PAR2 is an unusual GPCR that is activated by cleavage with a protease enzyme such that the cleaved part of the receptor acts as its own ligand. Because of this unusual mechanism of activation, it has been extremely difficult to identify PAR2 antagonists for development as new medicines.
The Nature publication resulted from a long-term collaboration between scientists at Heptares and AstraZeneca, who have applied their respective technologies (including Heptares’ proprietary StaR platform) and complementary discovery capabilities to identify several novel PAR2 antagonists. These antagonists were then crystallised in a complex with the PAR2 receptor and their X-ray structures were elucidated with high resolution.
The structures have provided Heptares and AstraZeneca with a unique understanding of the precise mechanisms of action of these antagonists, which bind at novel allosteric sites distant from the ligand-binding site.
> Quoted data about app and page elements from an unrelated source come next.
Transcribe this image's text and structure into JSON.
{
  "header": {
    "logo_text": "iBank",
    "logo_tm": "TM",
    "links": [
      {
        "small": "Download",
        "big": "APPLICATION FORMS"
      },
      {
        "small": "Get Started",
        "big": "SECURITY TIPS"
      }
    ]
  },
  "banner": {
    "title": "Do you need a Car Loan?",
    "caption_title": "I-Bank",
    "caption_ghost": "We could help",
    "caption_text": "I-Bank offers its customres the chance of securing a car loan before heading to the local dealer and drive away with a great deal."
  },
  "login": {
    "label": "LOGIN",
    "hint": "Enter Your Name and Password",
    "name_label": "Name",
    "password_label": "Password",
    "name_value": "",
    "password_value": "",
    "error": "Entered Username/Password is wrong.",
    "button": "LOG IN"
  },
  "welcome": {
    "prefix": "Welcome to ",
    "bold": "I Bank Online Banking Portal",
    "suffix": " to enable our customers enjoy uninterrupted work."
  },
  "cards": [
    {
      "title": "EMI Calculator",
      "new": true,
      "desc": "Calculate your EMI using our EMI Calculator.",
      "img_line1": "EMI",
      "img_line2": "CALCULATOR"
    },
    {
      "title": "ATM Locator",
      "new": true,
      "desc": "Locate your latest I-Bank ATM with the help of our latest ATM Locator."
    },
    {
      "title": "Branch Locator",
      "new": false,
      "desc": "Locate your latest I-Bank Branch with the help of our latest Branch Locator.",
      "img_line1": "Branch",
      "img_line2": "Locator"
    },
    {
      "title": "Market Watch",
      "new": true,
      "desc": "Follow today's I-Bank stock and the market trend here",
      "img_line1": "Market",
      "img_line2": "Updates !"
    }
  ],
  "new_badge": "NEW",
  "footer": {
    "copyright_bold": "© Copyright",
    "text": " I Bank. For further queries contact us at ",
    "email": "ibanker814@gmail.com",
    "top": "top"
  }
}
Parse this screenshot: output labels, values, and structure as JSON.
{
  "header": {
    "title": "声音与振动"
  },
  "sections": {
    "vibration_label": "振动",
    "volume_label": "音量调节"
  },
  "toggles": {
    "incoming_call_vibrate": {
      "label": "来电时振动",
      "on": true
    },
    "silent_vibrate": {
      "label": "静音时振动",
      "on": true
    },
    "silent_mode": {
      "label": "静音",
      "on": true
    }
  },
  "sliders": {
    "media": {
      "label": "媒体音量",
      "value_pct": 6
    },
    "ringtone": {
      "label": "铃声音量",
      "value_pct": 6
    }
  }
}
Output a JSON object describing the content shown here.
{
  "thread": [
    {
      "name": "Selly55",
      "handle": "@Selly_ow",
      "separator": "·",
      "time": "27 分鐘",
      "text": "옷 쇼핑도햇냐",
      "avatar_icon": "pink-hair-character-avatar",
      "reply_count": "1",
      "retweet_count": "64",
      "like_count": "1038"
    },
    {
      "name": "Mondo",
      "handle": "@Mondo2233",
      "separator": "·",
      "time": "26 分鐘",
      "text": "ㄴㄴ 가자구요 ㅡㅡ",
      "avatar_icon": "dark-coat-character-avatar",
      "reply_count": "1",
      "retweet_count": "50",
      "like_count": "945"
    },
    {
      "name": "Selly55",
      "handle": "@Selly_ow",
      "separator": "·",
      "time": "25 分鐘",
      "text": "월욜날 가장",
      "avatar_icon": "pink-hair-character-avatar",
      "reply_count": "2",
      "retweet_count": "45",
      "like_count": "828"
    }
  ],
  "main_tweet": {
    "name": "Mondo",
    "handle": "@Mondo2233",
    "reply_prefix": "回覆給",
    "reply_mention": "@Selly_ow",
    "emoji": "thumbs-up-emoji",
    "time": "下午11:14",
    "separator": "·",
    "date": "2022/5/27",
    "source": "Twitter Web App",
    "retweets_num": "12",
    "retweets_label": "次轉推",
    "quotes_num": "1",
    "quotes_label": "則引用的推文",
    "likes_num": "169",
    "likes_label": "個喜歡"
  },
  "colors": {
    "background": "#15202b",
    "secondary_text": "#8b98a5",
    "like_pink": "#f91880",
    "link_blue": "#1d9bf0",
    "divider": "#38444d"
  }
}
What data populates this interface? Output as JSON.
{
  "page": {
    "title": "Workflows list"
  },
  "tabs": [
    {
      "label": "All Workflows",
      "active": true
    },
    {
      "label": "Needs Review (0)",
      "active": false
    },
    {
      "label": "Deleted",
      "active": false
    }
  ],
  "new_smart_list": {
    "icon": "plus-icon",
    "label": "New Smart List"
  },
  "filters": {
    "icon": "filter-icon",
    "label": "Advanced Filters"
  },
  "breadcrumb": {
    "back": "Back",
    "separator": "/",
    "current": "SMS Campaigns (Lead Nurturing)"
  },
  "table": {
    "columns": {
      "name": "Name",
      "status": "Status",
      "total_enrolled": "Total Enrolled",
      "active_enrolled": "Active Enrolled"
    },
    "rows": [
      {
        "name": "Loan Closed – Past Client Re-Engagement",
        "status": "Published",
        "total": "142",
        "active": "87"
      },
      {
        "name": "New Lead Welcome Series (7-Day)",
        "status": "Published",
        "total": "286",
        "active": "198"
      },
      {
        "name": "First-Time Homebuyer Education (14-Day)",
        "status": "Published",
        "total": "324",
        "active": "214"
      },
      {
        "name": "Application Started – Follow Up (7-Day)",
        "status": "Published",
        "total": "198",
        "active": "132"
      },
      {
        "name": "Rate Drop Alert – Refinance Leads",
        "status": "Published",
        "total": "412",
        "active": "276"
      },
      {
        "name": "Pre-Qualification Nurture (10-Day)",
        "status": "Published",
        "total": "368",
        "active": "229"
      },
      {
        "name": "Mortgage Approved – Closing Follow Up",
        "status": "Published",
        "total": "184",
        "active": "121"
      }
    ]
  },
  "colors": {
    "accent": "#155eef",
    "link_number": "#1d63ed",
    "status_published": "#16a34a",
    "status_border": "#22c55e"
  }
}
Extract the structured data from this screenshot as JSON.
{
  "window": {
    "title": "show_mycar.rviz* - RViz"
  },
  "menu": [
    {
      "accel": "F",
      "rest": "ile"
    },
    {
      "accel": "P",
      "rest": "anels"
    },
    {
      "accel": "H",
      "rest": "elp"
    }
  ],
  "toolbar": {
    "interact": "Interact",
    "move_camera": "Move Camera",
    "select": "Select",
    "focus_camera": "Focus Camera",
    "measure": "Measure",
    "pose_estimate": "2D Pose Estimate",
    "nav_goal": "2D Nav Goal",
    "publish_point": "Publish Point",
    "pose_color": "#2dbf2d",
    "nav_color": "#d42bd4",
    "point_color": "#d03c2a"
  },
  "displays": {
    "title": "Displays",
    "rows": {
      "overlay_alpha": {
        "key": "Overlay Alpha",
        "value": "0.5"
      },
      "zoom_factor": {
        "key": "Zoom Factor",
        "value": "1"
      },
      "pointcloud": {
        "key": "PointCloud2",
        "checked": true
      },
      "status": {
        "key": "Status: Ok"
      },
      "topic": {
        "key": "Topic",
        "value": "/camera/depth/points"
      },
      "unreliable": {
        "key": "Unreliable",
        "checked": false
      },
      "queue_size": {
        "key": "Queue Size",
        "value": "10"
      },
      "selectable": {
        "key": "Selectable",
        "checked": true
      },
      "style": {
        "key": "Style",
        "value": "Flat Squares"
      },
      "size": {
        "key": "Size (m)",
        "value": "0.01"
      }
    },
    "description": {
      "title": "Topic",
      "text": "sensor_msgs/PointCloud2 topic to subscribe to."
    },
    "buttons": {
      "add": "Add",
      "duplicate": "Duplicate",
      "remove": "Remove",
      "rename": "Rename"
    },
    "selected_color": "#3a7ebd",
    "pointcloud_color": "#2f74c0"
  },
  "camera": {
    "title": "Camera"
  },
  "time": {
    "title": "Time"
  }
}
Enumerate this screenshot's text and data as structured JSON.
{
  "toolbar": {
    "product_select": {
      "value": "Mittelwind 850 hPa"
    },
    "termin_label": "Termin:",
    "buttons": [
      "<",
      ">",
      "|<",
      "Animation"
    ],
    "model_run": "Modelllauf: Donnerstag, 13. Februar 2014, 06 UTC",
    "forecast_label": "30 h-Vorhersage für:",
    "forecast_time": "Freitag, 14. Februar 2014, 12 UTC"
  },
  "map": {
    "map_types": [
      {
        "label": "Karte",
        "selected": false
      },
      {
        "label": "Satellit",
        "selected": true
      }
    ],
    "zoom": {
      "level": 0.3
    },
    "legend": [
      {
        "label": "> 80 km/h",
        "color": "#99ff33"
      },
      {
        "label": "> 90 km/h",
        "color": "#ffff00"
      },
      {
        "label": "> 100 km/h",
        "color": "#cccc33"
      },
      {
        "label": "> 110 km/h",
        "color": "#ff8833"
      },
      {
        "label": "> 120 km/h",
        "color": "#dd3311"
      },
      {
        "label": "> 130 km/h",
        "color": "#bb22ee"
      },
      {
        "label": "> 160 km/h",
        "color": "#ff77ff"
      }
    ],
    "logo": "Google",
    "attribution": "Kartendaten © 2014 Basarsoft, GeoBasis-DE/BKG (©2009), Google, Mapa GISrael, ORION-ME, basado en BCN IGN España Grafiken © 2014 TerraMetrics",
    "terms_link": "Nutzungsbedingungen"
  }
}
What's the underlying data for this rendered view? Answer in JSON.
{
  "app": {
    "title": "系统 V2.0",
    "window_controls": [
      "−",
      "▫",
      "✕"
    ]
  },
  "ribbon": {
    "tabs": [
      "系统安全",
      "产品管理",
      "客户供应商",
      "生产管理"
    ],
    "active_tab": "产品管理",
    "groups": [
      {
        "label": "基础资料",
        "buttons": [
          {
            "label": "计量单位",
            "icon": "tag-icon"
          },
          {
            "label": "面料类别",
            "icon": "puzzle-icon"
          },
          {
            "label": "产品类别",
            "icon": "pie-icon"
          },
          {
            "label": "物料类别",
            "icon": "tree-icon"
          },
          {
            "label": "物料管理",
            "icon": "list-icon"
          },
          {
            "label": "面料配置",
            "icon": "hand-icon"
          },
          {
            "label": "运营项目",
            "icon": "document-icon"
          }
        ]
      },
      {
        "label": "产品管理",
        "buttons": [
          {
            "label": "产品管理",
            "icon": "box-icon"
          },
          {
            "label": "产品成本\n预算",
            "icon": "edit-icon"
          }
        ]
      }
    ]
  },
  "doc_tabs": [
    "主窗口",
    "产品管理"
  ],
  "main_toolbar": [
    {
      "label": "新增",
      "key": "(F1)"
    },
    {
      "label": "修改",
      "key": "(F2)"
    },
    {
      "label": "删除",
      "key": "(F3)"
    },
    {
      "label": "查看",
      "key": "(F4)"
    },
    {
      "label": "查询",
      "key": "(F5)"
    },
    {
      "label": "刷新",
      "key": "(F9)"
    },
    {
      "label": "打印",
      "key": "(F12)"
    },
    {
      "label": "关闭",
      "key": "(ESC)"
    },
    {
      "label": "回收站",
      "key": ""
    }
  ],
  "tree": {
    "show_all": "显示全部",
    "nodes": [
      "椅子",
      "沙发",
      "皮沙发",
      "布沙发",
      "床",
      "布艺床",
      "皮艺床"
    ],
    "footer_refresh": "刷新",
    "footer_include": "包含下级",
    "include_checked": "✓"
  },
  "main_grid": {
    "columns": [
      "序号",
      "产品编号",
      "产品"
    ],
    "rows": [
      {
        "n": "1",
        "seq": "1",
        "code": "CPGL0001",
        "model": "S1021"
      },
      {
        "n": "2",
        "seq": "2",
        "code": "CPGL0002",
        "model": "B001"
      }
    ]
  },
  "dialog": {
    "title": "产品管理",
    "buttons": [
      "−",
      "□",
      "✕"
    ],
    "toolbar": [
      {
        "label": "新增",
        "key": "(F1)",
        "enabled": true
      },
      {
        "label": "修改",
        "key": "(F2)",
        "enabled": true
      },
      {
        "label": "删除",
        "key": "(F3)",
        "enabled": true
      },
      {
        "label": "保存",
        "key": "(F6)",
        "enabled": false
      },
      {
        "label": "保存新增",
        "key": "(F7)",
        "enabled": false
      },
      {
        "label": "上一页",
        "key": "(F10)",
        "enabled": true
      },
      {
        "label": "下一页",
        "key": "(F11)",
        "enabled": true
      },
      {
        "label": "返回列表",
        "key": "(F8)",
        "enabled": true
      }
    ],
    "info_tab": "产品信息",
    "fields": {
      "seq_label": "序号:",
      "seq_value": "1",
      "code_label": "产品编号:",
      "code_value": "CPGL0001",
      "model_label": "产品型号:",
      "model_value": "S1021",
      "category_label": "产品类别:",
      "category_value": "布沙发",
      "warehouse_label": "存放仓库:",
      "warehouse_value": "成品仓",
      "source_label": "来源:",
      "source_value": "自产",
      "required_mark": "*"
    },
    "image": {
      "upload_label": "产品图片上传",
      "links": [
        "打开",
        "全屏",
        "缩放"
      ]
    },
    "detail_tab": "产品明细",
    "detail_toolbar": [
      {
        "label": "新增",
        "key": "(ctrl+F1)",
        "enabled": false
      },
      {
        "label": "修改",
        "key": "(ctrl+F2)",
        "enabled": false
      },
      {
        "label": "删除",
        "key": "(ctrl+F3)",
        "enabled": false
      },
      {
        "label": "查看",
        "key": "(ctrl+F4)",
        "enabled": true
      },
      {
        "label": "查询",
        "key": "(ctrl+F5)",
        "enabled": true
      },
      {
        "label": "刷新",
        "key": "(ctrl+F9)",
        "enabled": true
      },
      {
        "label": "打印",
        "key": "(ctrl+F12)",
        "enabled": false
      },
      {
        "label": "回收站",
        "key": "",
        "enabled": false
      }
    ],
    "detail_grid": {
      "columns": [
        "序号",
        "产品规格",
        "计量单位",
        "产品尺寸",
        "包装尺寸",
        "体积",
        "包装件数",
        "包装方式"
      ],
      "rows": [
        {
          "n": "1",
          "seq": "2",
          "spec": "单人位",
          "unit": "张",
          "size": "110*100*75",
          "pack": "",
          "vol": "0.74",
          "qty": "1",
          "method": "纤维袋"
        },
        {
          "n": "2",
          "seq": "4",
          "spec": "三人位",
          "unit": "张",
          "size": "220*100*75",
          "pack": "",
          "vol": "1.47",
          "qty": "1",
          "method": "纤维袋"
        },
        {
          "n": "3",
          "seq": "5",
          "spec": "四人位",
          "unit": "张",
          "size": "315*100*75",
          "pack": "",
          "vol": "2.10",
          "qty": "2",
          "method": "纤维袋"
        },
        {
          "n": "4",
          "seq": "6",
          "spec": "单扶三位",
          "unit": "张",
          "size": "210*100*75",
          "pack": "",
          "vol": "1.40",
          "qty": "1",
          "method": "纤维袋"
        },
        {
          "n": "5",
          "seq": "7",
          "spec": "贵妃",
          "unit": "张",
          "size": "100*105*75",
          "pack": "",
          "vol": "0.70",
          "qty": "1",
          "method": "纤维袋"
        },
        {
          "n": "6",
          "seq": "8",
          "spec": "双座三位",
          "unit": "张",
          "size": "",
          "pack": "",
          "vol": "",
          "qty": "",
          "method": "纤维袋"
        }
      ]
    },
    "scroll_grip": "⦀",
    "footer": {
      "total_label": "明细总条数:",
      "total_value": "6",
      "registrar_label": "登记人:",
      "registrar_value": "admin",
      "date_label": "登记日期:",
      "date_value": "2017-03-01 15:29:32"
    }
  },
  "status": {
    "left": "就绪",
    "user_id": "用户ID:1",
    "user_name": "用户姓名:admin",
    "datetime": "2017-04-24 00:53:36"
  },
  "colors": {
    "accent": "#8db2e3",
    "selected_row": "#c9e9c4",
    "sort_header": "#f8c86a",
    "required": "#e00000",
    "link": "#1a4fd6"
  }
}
In turn, these structural insights are providing a basis for further development of the small molecule drug candidates for a range of therapeutic indications.
Specifically, the authors describe how the small molecule antagonist AZ8838, identified by AstraZeneca by high-throughput screening, binds to PAR2 in a fully occluded and previously inaccessible pocket near the extracellular surface of the receptor.
A second molecule, AZ3451, identified by screening compounds with the PAR2-StaR protein, was found to bind a remote allosteric site that is thought to prevent structural rearrangements required for receptor activation and signalling.
The scientists also discovered that a blocking antibody fragment binds to the extracellular surface of the receptor to prevent access of the ligand to the binding site.
Fiona Marshall, Chief Scientific Officer of Heptares and Sosei, said: “The research being undertaken by Heptares and AstraZeneca around PAR2 is truly cutting-edge and demonstrates the synergies in our respective capabilities and the clear benefits that structural insights can bring to drug discovery.”
“PAR2 is an important drug target that has so far eluded attempts to create effective drugs that block its activity. The work we are doing with AstraZeneca will hopefully redress this situation to provide new medicines across pain and other indications.”
Niek Dekker, Principal Discovery Scientist, Innovative Medicines and Early Development at AstraZeneca, added: “Access to the Heptares StaR technology enabled us to progress available small molecule actives on PAR2 to credible lead series, where we earlier struggled to develop our chemistry. We are particularly excited by the functional and binding study data from one of the lead series as this exhibits slow binding kinetics, which is an attractive feature for this target.”